Keep Reading

I Was an Addict. Thanks to God, I Have My Life Back.

In: Faith, Tough Times

“There’s something wrong with Daddy.” That’s what rock bottom sounds like. I thought he was too little to notice. I couldn’t fool my wife, my brother, my boss, myself, but I thought he was too little to notice. Alone on a couch at 3:00 in the morning, desperate to stop shaking, desperate to slow the racing anxiety, desperate to die and be done with it all. That’s what rock bottom feels like. RELATED: Dax Shepard’s Relapse Reminds Us Recovery is a Daily Process My wife had banished me to that couch. She was angry but she didn’t do that out...

Keep Reading

A Letter to My Wife’s Anxiety: You Will Never Win

In: Marriage, Tough Times

Your name gets thrown around a lot in our current social clime. Anxiety. Everything gives people anxiety now. We never heard your name 20 years ago, and now you’re one of the most frequently discussed health disorders in history. Some people swear you don’t exist, and that’s how I know you’re the damn devil. People who don’t necessarily feel you don’t seem to grasp—no, some don’t even believe—that you warrant any merit. That’s because to them, you’re just that. A feeling. For those that simply “feel anxiety” in a situational context, you can be stomached and put away until that...

Keep Reading

To My Son With Autism: You Will Not Be Stopped

In: Fatherhood, Tough Times

Kash, It’s been over four years since your mom and I found out we were going to have a baby. I remember when she told me. I was excited, but I was freaking out too. I always wanted a son or daughter. That was what I was excited about. I was nervous, because of the troubles your mother and I had trying to have a baby. We had miscarriages, and we had done testing. We did not know if having a child was in the cards for us. You changed all that. We found out we were going to have...

Keep Reading

Dear Husband: I Love You, But Please Don’t Ever Drink Again

In: Marriage, Tough Times

Right now you are curled up behind me like a cuddly question mark. Your body heat is more than enough to suppress the slight chill in the air. Just a few memories ago, the bed was cold with me lying alone in it. You were out somewhere drinking. Or maybe you were just drunk in the next room. Either way, I was alone. Right now the oven timer is going off. It’s late but I have Amish bread to pull out of the oven. I sidle away from you out of bed and into the dimly lit kitchen. The whole...

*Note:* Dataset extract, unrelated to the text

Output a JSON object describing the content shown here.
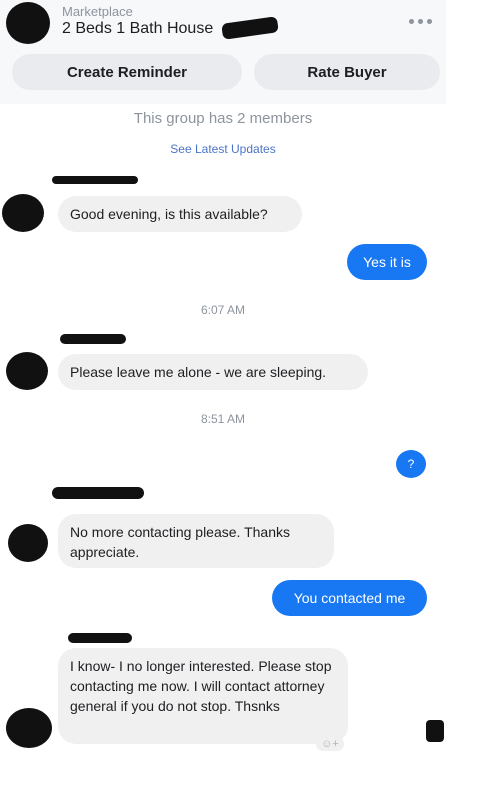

Keep Reading

Hilarious New Ryan Reynolds Ad Nails 2020

In: Tough Times, Work

FINALLY, the commercial that 2020 deserves. Celebrity star Ryan Reynolds and his production company, Maximum Effort, have teamed up with dating service Match.com and pop icon Taylor Swift to make a commercial for the dating service that perfectly captures everything relatable and frankly, hellish, about 2020. Honestly, it doesn’t matter if you’re married or single, I promise you everyone can find something relatable about this hilarious spin on our collective suffering. The commercial, aptly titled “Match Made In Hell,” begins with Satan (Aaron Reed) hanging out in hell looking totally bored when his phone starts buzzing, notifying him he’s matched with...

Keep Reading

I’ll Always Miss My Dad, But I Hear From Him Every Christmas

In: Fatherhood, Tough Times

I picked up the phone to call my dad the other day. I was thinking about my car insurance bill, and wanted to ask him something. This wouldn’t be that unusual for most people, except my father passed away almost 15 years ago. I think I’ve been through 10 cell phones since he died, so his number is long erased, yet I hit the button for Siri on my phone and stated “Call Dad” like it was completely normal. Every December, my dad comes back to my thoughts with the force of a wrecking ball through my mind. It may...

Keep Reading

Get our FREE phone wallpaper to encourage you as the new school year begins

It's bittersweet for a mother to watch her child grow—but you both are ready to soar.